Mohd Fadly said the fossil was discovered more than a year ago.
"We did not make our findings public earlier, fearing that people would flock to the site.
"We only alerted some universities' archaeological teams about it," he said, adding that the relevant agencies would be alerted to any discoveries of wall paintings or fossils.
"The movement control order was implemented last year so not much could be done (with the discovery)," he said, adding that there were a few more fossil teeth around the cave.
Mohd Fadly said he checked with the Ipoh City Council and was informed that the group only had permission to shoot at Gunung Lang.
When asked why his team, which has been overseeing outdoor activities near the cave, did not stop the group, Mohd Fadly said they did not have the authority.
"We are not authorised to have full jurisdiction of the cave.

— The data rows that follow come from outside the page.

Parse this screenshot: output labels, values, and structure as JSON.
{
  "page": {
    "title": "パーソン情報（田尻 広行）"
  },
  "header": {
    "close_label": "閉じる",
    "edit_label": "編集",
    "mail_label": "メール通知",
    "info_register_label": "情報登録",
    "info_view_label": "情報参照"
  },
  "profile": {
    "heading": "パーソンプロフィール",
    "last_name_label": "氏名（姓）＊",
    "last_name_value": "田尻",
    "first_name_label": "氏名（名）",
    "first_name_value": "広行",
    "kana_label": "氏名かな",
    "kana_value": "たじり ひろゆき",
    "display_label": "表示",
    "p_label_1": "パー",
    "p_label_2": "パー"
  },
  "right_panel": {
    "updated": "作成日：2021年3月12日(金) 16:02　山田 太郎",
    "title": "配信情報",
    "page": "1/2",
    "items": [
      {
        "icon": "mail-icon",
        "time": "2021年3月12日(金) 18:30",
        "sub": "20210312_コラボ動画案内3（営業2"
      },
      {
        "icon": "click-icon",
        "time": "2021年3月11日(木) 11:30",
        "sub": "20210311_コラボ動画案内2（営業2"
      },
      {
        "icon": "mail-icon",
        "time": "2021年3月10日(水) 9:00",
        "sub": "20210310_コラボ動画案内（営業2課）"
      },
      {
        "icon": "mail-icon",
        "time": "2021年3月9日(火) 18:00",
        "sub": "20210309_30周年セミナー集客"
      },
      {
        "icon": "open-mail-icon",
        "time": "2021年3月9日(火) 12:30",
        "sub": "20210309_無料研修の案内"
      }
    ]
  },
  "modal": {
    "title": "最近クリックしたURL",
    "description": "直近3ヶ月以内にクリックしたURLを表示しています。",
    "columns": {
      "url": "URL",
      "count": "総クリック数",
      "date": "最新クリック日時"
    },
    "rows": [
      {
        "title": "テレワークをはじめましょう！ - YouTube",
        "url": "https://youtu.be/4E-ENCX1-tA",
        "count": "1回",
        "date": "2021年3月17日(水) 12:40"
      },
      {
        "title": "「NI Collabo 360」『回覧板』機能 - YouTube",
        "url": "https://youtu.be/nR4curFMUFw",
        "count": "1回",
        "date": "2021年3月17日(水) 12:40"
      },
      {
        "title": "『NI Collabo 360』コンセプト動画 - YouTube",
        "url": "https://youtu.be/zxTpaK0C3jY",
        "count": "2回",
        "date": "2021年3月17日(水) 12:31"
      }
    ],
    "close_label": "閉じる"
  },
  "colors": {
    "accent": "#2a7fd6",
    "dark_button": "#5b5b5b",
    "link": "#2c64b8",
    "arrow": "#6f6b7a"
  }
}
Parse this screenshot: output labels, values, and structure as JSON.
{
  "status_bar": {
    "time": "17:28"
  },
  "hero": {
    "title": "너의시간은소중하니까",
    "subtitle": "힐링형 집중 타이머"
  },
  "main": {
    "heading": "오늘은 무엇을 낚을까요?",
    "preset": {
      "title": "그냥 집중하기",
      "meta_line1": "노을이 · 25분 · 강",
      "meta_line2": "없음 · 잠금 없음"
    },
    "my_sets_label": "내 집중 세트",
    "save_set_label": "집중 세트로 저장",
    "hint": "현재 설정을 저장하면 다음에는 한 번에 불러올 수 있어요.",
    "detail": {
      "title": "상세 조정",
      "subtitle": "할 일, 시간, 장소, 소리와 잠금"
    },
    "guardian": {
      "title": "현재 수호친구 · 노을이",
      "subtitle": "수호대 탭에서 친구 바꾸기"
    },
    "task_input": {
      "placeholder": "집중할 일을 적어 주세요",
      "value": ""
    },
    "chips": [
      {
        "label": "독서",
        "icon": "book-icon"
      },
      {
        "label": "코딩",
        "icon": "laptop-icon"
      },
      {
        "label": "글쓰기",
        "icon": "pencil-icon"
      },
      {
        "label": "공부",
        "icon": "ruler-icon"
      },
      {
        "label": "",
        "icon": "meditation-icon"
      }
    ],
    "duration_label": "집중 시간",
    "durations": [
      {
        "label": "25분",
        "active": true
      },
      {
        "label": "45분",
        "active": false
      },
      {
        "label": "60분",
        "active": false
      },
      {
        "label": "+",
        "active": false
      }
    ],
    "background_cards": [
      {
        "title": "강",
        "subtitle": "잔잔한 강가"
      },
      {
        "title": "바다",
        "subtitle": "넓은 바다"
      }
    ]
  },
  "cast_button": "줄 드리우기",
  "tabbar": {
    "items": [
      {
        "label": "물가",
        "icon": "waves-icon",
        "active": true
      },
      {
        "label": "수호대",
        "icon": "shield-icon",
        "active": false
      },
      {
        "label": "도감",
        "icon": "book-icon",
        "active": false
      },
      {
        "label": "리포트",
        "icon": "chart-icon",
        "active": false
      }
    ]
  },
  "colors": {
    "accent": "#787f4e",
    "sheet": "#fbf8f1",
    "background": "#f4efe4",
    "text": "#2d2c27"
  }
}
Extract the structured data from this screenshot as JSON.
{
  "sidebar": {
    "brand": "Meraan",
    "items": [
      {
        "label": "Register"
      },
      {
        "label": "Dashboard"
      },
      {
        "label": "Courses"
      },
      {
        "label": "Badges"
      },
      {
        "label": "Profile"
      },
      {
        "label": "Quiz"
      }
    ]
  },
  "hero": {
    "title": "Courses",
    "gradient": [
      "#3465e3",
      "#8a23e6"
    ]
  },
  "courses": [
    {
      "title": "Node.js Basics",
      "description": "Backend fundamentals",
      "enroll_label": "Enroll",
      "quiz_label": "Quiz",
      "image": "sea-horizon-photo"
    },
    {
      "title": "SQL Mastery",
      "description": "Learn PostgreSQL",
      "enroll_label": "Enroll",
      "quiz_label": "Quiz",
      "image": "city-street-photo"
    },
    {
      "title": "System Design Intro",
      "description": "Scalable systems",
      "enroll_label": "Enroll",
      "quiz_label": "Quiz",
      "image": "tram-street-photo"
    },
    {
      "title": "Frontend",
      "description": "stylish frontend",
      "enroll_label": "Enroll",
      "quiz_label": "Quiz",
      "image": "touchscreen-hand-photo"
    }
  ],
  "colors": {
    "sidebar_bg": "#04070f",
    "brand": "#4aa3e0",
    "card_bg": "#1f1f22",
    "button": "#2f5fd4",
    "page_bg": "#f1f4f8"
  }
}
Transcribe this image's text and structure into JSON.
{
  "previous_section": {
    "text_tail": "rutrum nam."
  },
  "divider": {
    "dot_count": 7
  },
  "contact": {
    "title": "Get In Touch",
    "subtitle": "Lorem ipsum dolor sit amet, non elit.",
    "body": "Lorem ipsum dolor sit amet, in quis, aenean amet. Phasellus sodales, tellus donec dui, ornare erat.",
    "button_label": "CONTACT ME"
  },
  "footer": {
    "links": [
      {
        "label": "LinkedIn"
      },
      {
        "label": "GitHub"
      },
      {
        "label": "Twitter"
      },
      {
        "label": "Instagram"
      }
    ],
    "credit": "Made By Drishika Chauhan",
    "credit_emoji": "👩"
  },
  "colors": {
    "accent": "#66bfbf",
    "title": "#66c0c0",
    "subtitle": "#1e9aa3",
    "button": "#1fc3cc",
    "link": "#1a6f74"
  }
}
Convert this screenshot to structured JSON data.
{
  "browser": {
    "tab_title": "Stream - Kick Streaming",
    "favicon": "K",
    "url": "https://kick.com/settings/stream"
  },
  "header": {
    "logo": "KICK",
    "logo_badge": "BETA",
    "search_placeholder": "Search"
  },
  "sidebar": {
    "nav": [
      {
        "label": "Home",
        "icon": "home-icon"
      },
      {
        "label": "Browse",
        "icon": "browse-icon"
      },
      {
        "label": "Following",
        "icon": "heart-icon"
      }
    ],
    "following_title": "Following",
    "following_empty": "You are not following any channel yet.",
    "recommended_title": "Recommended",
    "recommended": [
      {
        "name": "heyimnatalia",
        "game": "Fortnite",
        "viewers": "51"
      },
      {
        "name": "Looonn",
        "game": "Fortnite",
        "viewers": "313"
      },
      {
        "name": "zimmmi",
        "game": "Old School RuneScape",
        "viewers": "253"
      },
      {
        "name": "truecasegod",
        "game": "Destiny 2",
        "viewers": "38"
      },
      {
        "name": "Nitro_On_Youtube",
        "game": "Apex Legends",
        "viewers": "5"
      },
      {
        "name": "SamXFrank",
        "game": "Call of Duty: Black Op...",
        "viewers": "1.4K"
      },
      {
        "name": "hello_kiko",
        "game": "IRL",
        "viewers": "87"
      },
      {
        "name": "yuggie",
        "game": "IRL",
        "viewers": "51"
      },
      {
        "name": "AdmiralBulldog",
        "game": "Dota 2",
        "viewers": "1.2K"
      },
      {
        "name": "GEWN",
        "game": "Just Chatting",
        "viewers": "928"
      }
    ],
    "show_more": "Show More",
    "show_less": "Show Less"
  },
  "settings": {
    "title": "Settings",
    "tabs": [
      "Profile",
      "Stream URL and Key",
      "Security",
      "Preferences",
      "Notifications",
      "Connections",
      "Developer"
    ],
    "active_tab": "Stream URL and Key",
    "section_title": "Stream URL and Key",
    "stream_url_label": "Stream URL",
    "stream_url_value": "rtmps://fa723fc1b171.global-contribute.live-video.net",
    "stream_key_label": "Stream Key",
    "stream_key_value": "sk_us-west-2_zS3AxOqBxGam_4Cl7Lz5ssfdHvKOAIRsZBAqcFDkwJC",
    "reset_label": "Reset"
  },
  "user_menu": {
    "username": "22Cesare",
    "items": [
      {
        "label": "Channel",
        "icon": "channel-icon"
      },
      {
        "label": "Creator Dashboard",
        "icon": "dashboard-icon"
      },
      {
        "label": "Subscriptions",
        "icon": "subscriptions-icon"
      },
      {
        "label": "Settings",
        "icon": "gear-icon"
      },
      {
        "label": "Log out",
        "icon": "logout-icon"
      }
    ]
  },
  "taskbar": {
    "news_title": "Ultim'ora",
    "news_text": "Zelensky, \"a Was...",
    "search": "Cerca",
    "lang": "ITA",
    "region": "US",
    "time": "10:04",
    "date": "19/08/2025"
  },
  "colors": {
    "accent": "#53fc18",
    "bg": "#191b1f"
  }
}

It is still under the city council.
"It is really frustrating for us," he said, adding that Gua Matsoorat was being considered as Kinta Valley Geopark’s 19th site.
Mohd Fadly said while he was not blaming anyone for the incident, he hopes those intending to visit Gua Matsoorat in the future to engage guides to bring them around.
"I understand that people want to know more about Gua Matsoorat after news about its potential to be a geo-site was reported.
"With guides, visitors would know which part of the cave they can visit and get a better understanding of the location," he said, adding that there should also be more awareness of the importance of preserving heritage sites.